Still working on the agenda for monday. In the meantime if you have a chance please post as a comment the URL for a really good example of something published electronically:

- assume a broad definition of "published"
- example can be inside or outside of the academic realm
- no need to limit yourself to only one if you have multiple good examples


To share the work we are doing through the Public Knowledge Project, I would focus on how we are incorporating (and test) reading tools to be used in publishing research articles using Open Journal Systems. These tools enable a vareity of readers to build a context for their reading, by connecting them to related "open access" resources from within the field of study, as well as from outside it, through media, government, and the Web. See our demo journal page.

Another thing to consider when looking at publishing something electronically is managing the workflow, and here is a diagram of the online flow as we have developed it for Open Journals Systems.

No doubt this will earn multiple nominations, but I'll predictably mention Ayers' and Rubin's _Valley of the Shadow_ project. A remarkably good realization of scholarly hypertext.

On the subject of other hypertext classics, David Kolb's _Socrates in the Labyrinth_ and George Landow's _Victorian Web_, which he's maintained faithfully for more than a decade.

As for Web-based publishing projects that have stuck with me for years: (1) The venerable PlumbDesign Visual Thesaurus -- still nothing like it; and (2) Scott McCloud's "The Right Number," which is the best introduction I know to what John Cayley calls "writing on complex surfaces."

I'll start by mentioning the Gutenberg-e project. More later.

With apologies--until today I had assumed I need not mention the William Blake Archive among these "good example[s] of something published electronically," but I just noticed that, though Related Projects links to IATH Projects, the IATH home page these days is actually organized around a small subset of IATH projects that doesn't include stalwarts like the Rossetti Archive, the Whitman Archive, and the Blake Archive.

So forgive me for saying this myself--but the Blake Archive (www.blakearchive.org) is a revealing instance of a particular kind of web-based scholarly publication with a notable track record and a profile that is different in several respects from the others that have been mentioned.

The Blake Archive's stated goal is to provide *only* research-grade materials (produced by uniform, well-documented standards) capable of supporting scholarly research. Not that we shun normal people looking for Blake pix,it's just that they aren't in our target audience.
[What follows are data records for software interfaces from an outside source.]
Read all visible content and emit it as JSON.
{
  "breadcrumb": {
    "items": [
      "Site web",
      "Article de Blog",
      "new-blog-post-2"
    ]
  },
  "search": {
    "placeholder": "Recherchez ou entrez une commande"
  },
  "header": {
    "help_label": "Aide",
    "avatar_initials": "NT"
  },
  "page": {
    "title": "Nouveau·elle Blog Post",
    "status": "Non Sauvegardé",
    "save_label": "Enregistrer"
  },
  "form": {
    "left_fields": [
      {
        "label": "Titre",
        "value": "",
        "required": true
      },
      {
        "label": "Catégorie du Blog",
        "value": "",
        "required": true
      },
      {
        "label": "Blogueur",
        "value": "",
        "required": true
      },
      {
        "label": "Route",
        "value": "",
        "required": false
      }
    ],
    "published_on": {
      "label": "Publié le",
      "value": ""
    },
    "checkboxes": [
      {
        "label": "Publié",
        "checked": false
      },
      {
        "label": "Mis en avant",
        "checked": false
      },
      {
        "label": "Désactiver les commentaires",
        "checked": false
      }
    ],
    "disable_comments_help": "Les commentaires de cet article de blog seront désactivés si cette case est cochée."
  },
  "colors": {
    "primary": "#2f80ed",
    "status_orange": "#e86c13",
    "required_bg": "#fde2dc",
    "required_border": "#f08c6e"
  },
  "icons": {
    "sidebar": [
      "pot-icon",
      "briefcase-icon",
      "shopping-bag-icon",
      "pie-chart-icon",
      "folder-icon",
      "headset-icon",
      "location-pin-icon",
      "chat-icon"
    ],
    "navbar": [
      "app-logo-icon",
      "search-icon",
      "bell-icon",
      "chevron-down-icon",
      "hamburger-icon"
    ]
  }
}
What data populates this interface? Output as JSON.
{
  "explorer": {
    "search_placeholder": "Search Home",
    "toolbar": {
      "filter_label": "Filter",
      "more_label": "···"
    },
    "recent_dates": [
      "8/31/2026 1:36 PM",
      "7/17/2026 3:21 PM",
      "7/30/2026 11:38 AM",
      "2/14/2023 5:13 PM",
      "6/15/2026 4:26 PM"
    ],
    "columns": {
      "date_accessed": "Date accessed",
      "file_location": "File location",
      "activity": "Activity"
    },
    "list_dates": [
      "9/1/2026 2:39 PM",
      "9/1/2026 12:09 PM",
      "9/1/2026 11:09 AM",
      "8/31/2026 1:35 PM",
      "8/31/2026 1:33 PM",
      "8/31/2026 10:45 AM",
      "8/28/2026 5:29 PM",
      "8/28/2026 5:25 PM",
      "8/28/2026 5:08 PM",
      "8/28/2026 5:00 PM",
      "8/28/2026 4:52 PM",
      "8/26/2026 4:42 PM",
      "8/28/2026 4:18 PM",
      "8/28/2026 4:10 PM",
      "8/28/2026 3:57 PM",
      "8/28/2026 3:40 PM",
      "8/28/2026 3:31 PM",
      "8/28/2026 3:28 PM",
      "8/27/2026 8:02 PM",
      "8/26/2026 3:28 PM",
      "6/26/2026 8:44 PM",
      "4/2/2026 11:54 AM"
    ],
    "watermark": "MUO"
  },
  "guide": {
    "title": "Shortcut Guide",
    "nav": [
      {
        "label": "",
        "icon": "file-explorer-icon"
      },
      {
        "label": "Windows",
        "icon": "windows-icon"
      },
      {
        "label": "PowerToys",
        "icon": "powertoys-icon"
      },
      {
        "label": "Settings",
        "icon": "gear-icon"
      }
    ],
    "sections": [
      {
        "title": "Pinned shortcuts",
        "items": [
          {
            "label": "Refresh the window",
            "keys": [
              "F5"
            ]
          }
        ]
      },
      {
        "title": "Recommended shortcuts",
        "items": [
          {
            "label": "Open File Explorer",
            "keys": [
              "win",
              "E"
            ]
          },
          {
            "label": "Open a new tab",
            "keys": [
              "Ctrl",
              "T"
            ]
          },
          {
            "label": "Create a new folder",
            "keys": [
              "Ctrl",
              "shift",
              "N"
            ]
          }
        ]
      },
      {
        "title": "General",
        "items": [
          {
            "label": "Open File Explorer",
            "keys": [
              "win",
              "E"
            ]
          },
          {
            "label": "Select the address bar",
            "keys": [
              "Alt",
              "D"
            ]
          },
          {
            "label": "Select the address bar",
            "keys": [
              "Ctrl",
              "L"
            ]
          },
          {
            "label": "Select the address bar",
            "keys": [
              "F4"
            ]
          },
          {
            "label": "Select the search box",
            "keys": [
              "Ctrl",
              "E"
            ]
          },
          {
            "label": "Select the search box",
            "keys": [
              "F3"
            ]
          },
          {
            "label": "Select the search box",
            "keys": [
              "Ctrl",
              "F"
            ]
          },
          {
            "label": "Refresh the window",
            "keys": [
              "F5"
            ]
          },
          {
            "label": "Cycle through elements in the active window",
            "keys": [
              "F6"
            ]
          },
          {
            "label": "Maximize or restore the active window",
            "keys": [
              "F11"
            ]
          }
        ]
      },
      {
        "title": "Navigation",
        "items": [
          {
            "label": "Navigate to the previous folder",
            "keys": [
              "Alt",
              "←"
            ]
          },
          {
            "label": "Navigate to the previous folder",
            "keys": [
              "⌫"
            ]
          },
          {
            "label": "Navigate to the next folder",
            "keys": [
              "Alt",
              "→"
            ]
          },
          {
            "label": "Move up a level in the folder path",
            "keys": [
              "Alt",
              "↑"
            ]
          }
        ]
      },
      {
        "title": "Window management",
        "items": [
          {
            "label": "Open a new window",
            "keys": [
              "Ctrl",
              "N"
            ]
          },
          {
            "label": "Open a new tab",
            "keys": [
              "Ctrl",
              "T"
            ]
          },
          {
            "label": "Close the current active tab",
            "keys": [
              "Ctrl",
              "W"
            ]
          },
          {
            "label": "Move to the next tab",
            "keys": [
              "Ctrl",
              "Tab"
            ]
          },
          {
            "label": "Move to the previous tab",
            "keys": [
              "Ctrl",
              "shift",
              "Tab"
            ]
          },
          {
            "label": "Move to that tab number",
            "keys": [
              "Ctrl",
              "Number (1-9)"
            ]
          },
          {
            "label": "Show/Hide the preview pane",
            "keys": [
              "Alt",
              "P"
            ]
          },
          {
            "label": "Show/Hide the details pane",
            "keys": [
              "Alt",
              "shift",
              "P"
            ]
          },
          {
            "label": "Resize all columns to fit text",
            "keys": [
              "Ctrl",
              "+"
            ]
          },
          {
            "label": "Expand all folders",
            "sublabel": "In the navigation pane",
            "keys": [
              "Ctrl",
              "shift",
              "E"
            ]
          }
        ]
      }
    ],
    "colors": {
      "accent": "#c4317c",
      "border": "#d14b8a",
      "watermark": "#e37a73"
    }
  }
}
Maybe the distinguishing features of the Archive are its highly articulated scholarly editorial standards for texts & images and its solutions to what I think of as the picture problem, some manifestations of which will be well known to anyone who ever tries to publish someone else's pictures electronically. We have (for example) a cooperative arrangement with 25+ international libraries/museums/galleriesthat allows us to publish, without special licensing fees, both lower resolution [100dpi jpeg] and higher resolution [300dpi jpeg] versions of *every* image, individually color corrected, in the Archive; for one large/significant category of images we offer an experimental image search function alongside text search; we organize access to Blake's output around individual objects (rather than works), etc.

Naturally I'm not claiming that by "solutions" to picture-problem issues I mean universally applicable solutions, permanent solutions, or competely satisfactory solutions. We have only tentative, fragile solutions. But I think the Archive usefully exemplifies, in a way that nothing else known to me does, some persistent and interesting issues that have to be faced in some important kinds of scholarly publishing.

This is too long already--but just one caveat: if you happen to take a look at the site and find something irregular happening, it may be because we're at the long tail end of a tedious and frustrating transition from SGML to XML that still causes new problems to crop up hourly. We'll all be well soon, I'm sure.

Just a few more:

Wikis haven't come up yet so it couldn't hurt to add Wikipedia to the list.

A few others I read regularly:

Nation (non-subscriber content)

Salon (day pass)


Culture Machine ("Culture Machine is currently taking the form of an international electronic journal. Acting as additions or supplements to the e-journal are the Culture Machine Reviews section and the Culture Machine InterZone.")

Blogs: Billmon; Juan Cole; DefenseTech; We Make Money Not Art

Romantic Circles